“I feel so happy when I (am) at the Bears,” Winslow said.
“Sein is so funny… (and) the players are really nice. They help me with (hand)passing and kicking.
“I do a lot of handpassing, a lot of kicking, I love marking because I get to jump high, (I love) passing and running.”
Such is Winslow’s love for his new club, Casey quipped that his allegiances have shifted.
“He’s now changed, from Sydney Swans he’s now a Caulfield Bears supporter… he really loves the Bears and the boys love him,” Casey said.
Winslow’s father, Peter, is delighted to see his son enjoying his new sport and is incredibly grateful for the club’s welcoming attitude and attempts to including Josh, despite the physical challenges he faces.
“(Josh) loves to socialise and since we moved back from Hong Kong, this is probably the first time he’s been able to socialise with guys his own age, in a sport that he absolutely loves. (He’s) at a different level, of course, but he is having a blast and he’s getting fit at the same time so it’s really good for him,” Peter Winslow said.
“What (the Bears) are doing is really amazing and Joshie is an amazing boy as well. For him to be able to get out there and do it physically is a big thing, but for them to accept him for what he is, and for someone wanting to play the sport, I can’t commend them enough.”
Coach Clearihan has also been impressed by Josh’s commitment and rapid improvement over the last few weeks.
“He’s been fantastic. He has improved with his skills, his handballing, his kicking, his marking and that, he’s going really well. It’s fantastic (for him), and it’s good for footy too,” Clearihan said.
“Out there he is just one of the boys… (and) at the end of the day, I suppose that’s what local footy’s all about.”
After three consecutive top-three finishes in the SFNL’s Division 2 competition, including a Grand Final appearance in 2016, the Bears could be forgiven for focussing on their intensive preseason program at Winslow’s expense, in the hope of delivering the club a long-awaited senior flag at the end of the year. But instead, the players and coaches have included Winslow as much as they can to ensure that he enjoys his football and the club environment.
However, the club is cognisant of Winslow’s physical limitations, and as such the coaching staff will occasionally remove him from some the higher-intensity drills for his own safety.

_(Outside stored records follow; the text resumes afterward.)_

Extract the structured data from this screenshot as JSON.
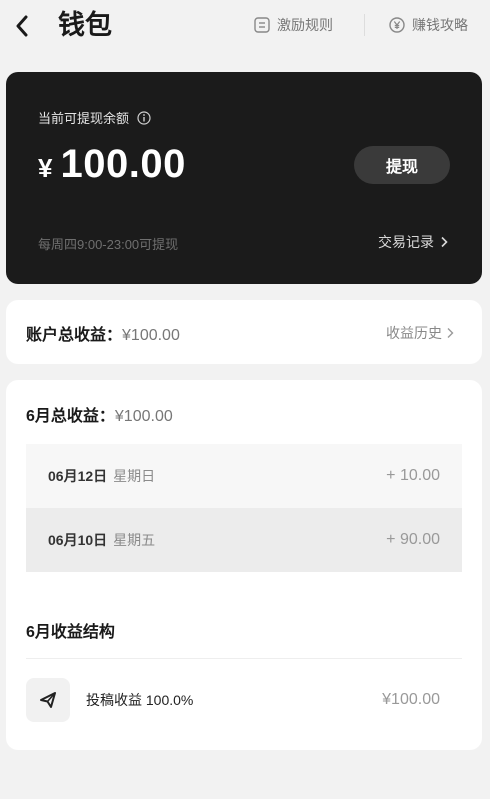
{
  "header": {
    "title": "钱包",
    "rules_label": "激励规则",
    "guide_label": "赚钱攻略"
  },
  "balance": {
    "label": "当前可提现余额",
    "currency": "¥",
    "amount": "100.00",
    "withdraw_label": "提现",
    "note": "每周四9:00-23:00可提现",
    "transactions_label": "交易记录"
  },
  "account_total": {
    "label": "账户总收益：",
    "value": "¥100.00",
    "history_label": "收益历史"
  },
  "month": {
    "label": "6月总收益：",
    "value": "¥100.00",
    "rows": [
      {
        "date": "06月12日",
        "weekday": "星期日",
        "amount": "+ 10.00"
      },
      {
        "date": "06月10日",
        "weekday": "星期五",
        "amount": "+ 90.00"
      }
    ],
    "structure_title": "6月收益结构",
    "structure": [
      {
        "icon": "paper-plane-icon",
        "label": "投稿收益 100.0%",
        "amount": "¥100.00"
      }
    ]
  },
  "colors": {
    "card_dark": "#1b1b1b",
    "background": "#f2f2f2"
  }
}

In those instances, a player from the rehab group usually will take Winslow aside to work on his kicking and handballing skills and ensure he remains included.

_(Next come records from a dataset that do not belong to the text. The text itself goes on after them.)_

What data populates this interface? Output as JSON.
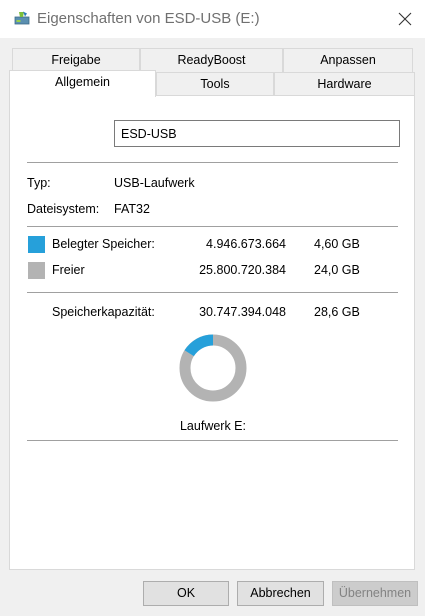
{
  "window": {
    "title": "Eigenschaften von ESD-USB (E:)",
    "title_color": "#707070"
  },
  "tabs": {
    "row1": [
      {
        "label": "Freigabe"
      },
      {
        "label": "ReadyBoost"
      },
      {
        "label": "Anpassen"
      }
    ],
    "row2": [
      {
        "label": "Allgemein",
        "active": true
      },
      {
        "label": "Tools"
      },
      {
        "label": "Hardware"
      }
    ]
  },
  "general": {
    "drive_name": "ESD-USB",
    "type_label": "Typ:",
    "type_value": "USB-Laufwerk",
    "fs_label": "Dateisystem:",
    "fs_value": "FAT32",
    "used": {
      "label": "Belegter Speicher:",
      "bytes": "4.946.673.664",
      "size": "4,60 GB",
      "color": "#26a0da"
    },
    "free": {
      "label": "Freier",
      "bytes": "25.800.720.384",
      "size": "24,0 GB",
      "color": "#b3b3b3"
    },
    "capacity": {
      "label": "Speicherkapazität:",
      "bytes": "30.747.394.048",
      "size": "28,6 GB"
    },
    "used_fraction": 0.161,
    "drive_caption": "Laufwerk E:"
  },
  "buttons": {
    "ok": "OK",
    "cancel": "Abbrechen",
    "apply": "Übernehmen"
  }
}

And the club’s remarkable balancing act between inclusion and performance is not lost on Peter Winslow.
“It’s quite amazing that, you know, you have a disabled kid out on the field and it doesn’t disrupt anything. It just takes a couple of players to say ‘come on, mate, go over there and grab this ball and (have a kick with us)’,” Winslow Snr said.
Casey said the club were leaving no stone unturned in the quest for the ultimate success but were also mindful of their responsibilities as a community sporting organisation to facilitate participation through inclusion.

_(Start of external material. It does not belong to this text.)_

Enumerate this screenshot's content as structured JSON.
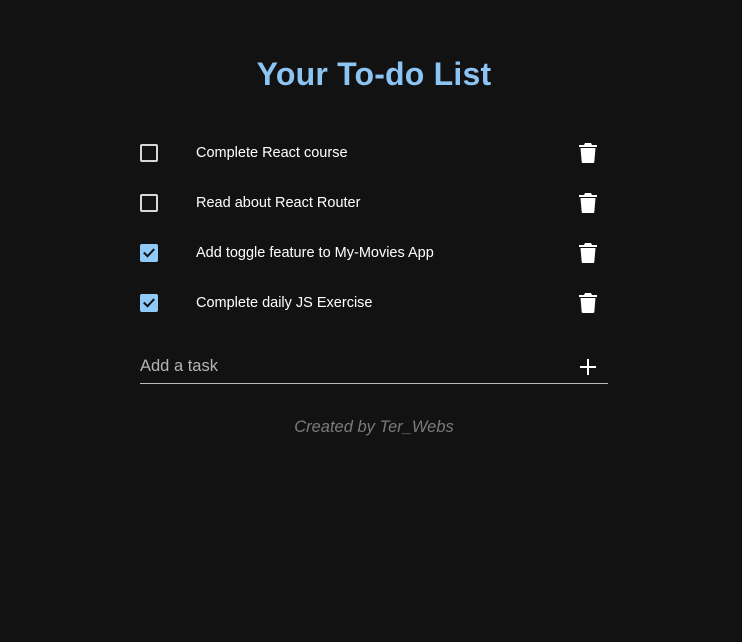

“Once Joshie gets to the front of the drill and it’s his turn, the drill slows down for him so he can get his touch and have a bit of the play,” Casey said.
“At the same time, we don’t want it to affect our training, but we understand there’s a bigger picture here, and it’s not premierships, it’s not trophies, it’s not grand final appearances, its actually being community-spirited and opening up doors for people to be able to participate.
“And it’s growing the sport, so we are never going to knock somebody back from having a run.”
For the moment, Winslow is relishing the opportunity to have a kick with his new mates, and while we are unlikely to see him pull on a Bears jumper for a match anytime soon, the club is looking for ways to keep their new recruit involved in an official capacity come the season proper.
As Clearihan says, it characters like Winslow that make footy clubs what they are.
“Blokes like Joshie are the heartbeat of the club, and you don’t know how lucky you are to have them,” he said.